Thermogravimetric Analysis of Minerals
Thermogravimetric analysis (TGA), in which the mass of a sample is monitored as a function of temperature, is one of the oldest analytical techniques used in clay mineralogy. One of the first applications to the study of minerals was reported in 1903 by Nernst and Riesenfeld. Since then, TGA has been used to obtain a variety of information on minerals, particularly hydrous phases, such as clays and zeolites. TGA is currently widely used in many other disciplines as well, including polymer chemistry, pharmaceuticals, and inorganic analysis (Wendlandt, 1986). Despite the active interest in TGA in other areas of solid characterization and despite the many studies of clay minerals that have been conducted using TGA, the method has not enjoyed significant popularity in recent years in the mineral sciences. The technique appears to be viewed as somewhat qualitative in a field that is demanding more and more quantitative results. Fortunately, however, as a result of the large amount of research in other fields employing TGA, the application of TGA has grown in recent years from a simple technique often used as a fingerprint or water-analysis method to one that can provide quantitative information on many types of thermal processes in minerals.

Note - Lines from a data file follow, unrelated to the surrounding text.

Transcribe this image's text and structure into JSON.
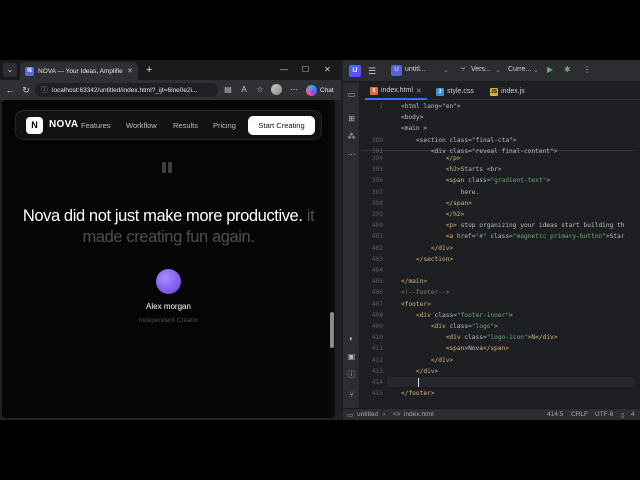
{
  "browser": {
    "tab_title": "NOVA — Your Ideas, Amplified",
    "url": "localhost:63342/untitled/index.html?_ijt=6ine0e2i...",
    "chat_label": "Chat"
  },
  "site": {
    "brand_mark": "N",
    "brand_name": "NOVA",
    "nav_links": [
      "Features",
      "Workflow",
      "Results",
      "Pricing"
    ],
    "cta_label": "Start Creating",
    "quote_bright": "Nova did not just make more productive.",
    "quote_dim_inline": "it",
    "quote_dim_line2": "made creating fun again.",
    "author_name": "Alex morgan",
    "author_role": "Independent Creator",
    "avatar_color": "#7b55e6"
  },
  "ide": {
    "logo": "IJ",
    "project_badge": "U",
    "project_name": "untitl...",
    "vcs_label": "Vers...",
    "run_config": "Curre...",
    "tabs": [
      {
        "label": "index.html",
        "kind": "html",
        "active": true
      },
      {
        "label": "style.css",
        "kind": "css",
        "active": false
      },
      {
        "label": "index.js",
        "kind": "js",
        "active": false
      }
    ],
    "sticky_lines": [
      {
        "num": "1",
        "text": "<html lang=\"en\">"
      },
      {
        "num": "",
        "text": "<body>"
      },
      {
        "num": "",
        "text": "<main >"
      },
      {
        "num": "389",
        "text": "    <section class=\"final-cta\">"
      },
      {
        "num": "391",
        "text": "        <div class=\"reveal final-content\">"
      }
    ],
    "lines": [
      {
        "num": "394",
        "text": "            </p>"
      },
      {
        "num": "395",
        "text": "            <h2>Starts <br>"
      },
      {
        "num": "396",
        "text": "            <span class=\"gradient-text\">"
      },
      {
        "num": "397",
        "text": "                here."
      },
      {
        "num": "398",
        "text": "            </span>"
      },
      {
        "num": "399",
        "text": "            </h2>"
      },
      {
        "num": "400",
        "text": "            <p> stop organizing your ideas start building th"
      },
      {
        "num": "401",
        "text": "            <a href=\"#\" class=\"magnetic primary-button\">Star"
      },
      {
        "num": "402",
        "text": "        </div>"
      },
      {
        "num": "403",
        "text": "    </section>"
      },
      {
        "num": "404",
        "text": ""
      },
      {
        "num": "405",
        "text": "</main>"
      },
      {
        "num": "406",
        "text": "<!--footer-->"
      },
      {
        "num": "407",
        "text": "<footer>"
      },
      {
        "num": "408",
        "text": "    <div class=\"footer-inner\">"
      },
      {
        "num": "409",
        "text": "        <div class=\"logo\">"
      },
      {
        "num": "410",
        "text": "            <div class=\"logo-icon\">N</div>"
      },
      {
        "num": "411",
        "text": "            <span>Nova</span>"
      },
      {
        "num": "412",
        "text": "        </div>"
      },
      {
        "num": "413",
        "text": "    </div>"
      },
      {
        "num": "414",
        "text": ""
      },
      {
        "num": "415",
        "text": "</footer>"
      }
    ],
    "status": {
      "breadcrumb_project": "untitled",
      "breadcrumb_file": "index.html",
      "position": "414:5",
      "line_sep": "CRLF",
      "encoding": "UTF-8",
      "indent": "4"
    }
  }
}
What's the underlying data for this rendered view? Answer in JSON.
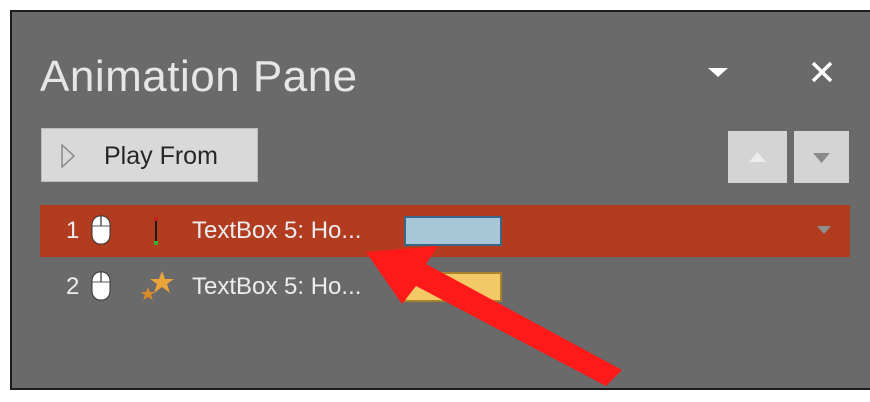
{
  "pane": {
    "title": "Animation Pane",
    "play_label": "Play From",
    "colors": {
      "background": "#6a6a6a",
      "selected_row": "#b13c20",
      "entrance_bar": "#a9c5d8",
      "emphasis_bar": "#f2c964",
      "annotation_arrow": "#ff1a1a"
    }
  },
  "animations": [
    {
      "number": "1",
      "label": "TextBox 5: Ho...",
      "effect_icon": "appear-effect-icon",
      "selected": true
    },
    {
      "number": "2",
      "label": "TextBox 5: Ho...",
      "effect_icon": "star-emphasis-icon",
      "selected": false
    }
  ]
}
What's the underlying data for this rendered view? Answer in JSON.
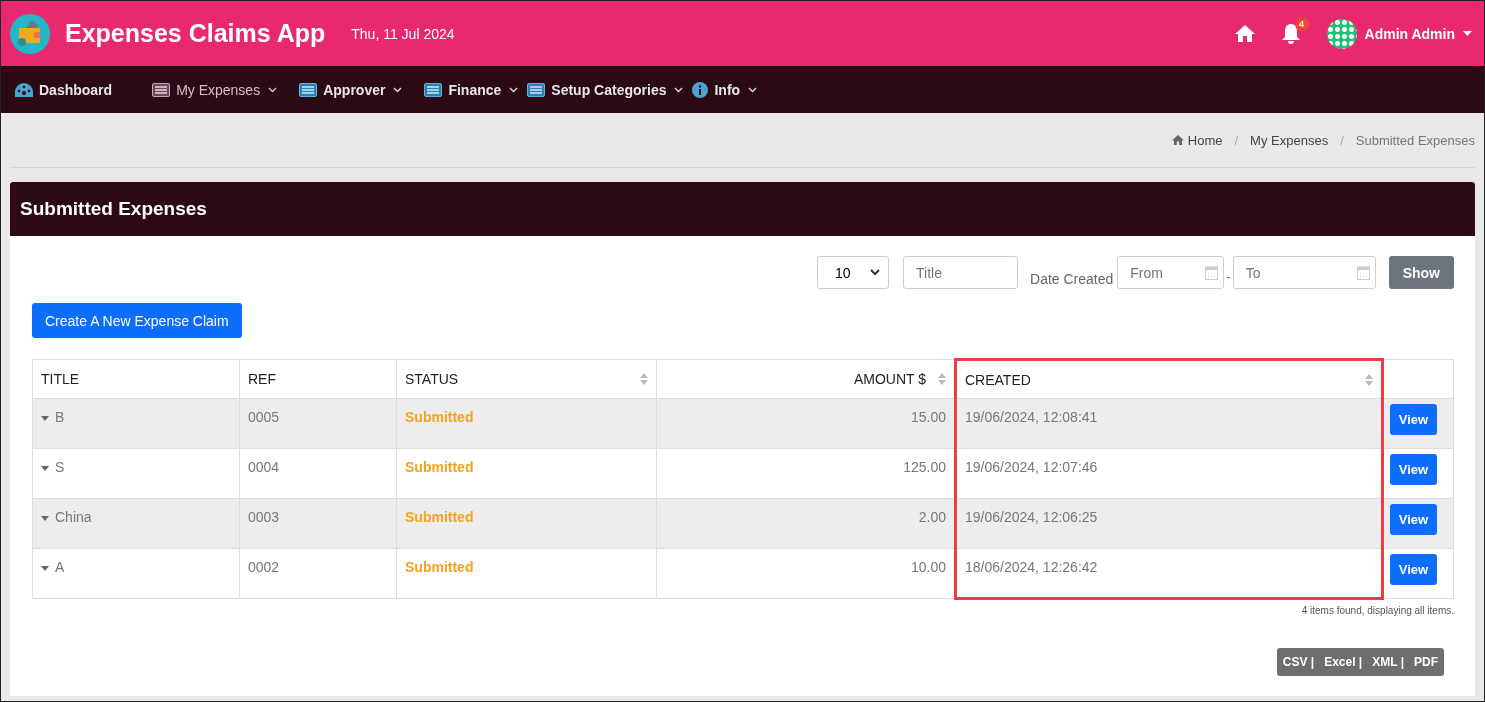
{
  "header": {
    "app_title": "Expenses Claims App",
    "date": "Thu, 11 Jul 2024",
    "notification_count": "4",
    "user_name": "Admin Admin"
  },
  "nav": [
    {
      "label": "Dashboard",
      "dropdown": false,
      "selected": false
    },
    {
      "label": "My Expenses",
      "dropdown": true,
      "selected": true
    },
    {
      "label": "Approver",
      "dropdown": true,
      "selected": false
    },
    {
      "label": "Finance",
      "dropdown": true,
      "selected": false
    },
    {
      "label": "Setup Categories",
      "dropdown": true,
      "selected": false
    },
    {
      "label": "Info",
      "dropdown": true,
      "selected": false
    }
  ],
  "breadcrumbs": [
    {
      "label": "Home"
    },
    {
      "separator": "/",
      "label": "My Expenses"
    },
    {
      "separator": "/",
      "label": "Submitted Expenses"
    }
  ],
  "card": {
    "title": "Submitted Expenses"
  },
  "filters": {
    "page_size": "10",
    "title_placeholder": "Title",
    "date_label": "Date Created",
    "from_placeholder": "From",
    "range_separator": "-",
    "to_placeholder": "To",
    "show_button": "Show"
  },
  "create_button": "Create A New Expense Claim",
  "table": {
    "columns": [
      {
        "label": "TITLE",
        "sortable": false,
        "highlighted": false
      },
      {
        "label": "REF",
        "sortable": false,
        "highlighted": false
      },
      {
        "label": "STATUS",
        "sortable": true,
        "highlighted": false
      },
      {
        "label": "AMOUNT $",
        "sortable": true,
        "highlighted": false
      },
      {
        "label": "CREATED",
        "sortable": true,
        "highlighted": true
      }
    ],
    "rows": [
      {
        "title": "B",
        "ref": "0005",
        "status": "Submitted",
        "amount": "15.00",
        "created": "19/06/2024, 12:08:41",
        "action": "View"
      },
      {
        "title": "S",
        "ref": "0004",
        "status": "Submitted",
        "amount": "125.00",
        "created": "19/06/2024, 12:07:46",
        "action": "View"
      },
      {
        "title": "China",
        "ref": "0003",
        "status": "Submitted",
        "amount": "2.00",
        "created": "19/06/2024, 12:06:25",
        "action": "View"
      },
      {
        "title": "A",
        "ref": "0002",
        "status": "Submitted",
        "amount": "10.00",
        "created": "18/06/2024, 12:26:42",
        "action": "View"
      }
    ]
  },
  "summary": "4 items found, displaying all items.",
  "export_links": [
    "CSV |",
    "Excel |",
    "XML |",
    "PDF"
  ]
}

Data available through TGA include, but are not limited to, the kinetics of dehydration and dehydroxylation reactions, the analysis of solids for non-water volatiles, the determination of equilibrium dehydration behavior of hydrous minerals, the quantitative analysis of multicomponent mixtures, and the separation of overlapping dehydration reactions.
Figures & Tables
Thermal analysis involves the observation of a physical property of a sample and how that property changes in response to a change in temperature. Thus, the essence of this group of techniques includes the measurement of a physical property, e.g. mass, temperature, and volume, and the control of temperature. Inasmuch as heating objects is a very ancient practice, one should not be surprised that the first observations of the response of certain materials to heat were made quite some time ago. Such observations might be considered as a form of thermal analysis (Mackenzie, 1981), but serious investigations required that the temperature be known with reasonable accuracy. Temperature measurements, especially of a solid material that is being heated rapidly, was first ccomplished with a thermocouple. Two events, then, mark the beginning of thermal analysis. The first was the invention of the thermocouple. This led directly to the study of the thermal properties of a group of clay minerals. In fact, thermal analysis, in the modern sense, started with a simple description: “Si I 'on echauffe rapidement unepetite quantite d'argile, il seproduit, au moment de la deshydratation, un relentissement dans l'elevation de temperature...” (if one heats rapidly a small quantity of clay, there is, at the point of dehydration, a slowing in the increase in temperature...) (Le Chatelier, 1887). The temperature at which the dehydration occurred was determined for each of the clay minerals examined by Le Chatelier, and he pointed out that the temperature at which dehydration occurred could be used to distinguish between and to identify different clay minerals.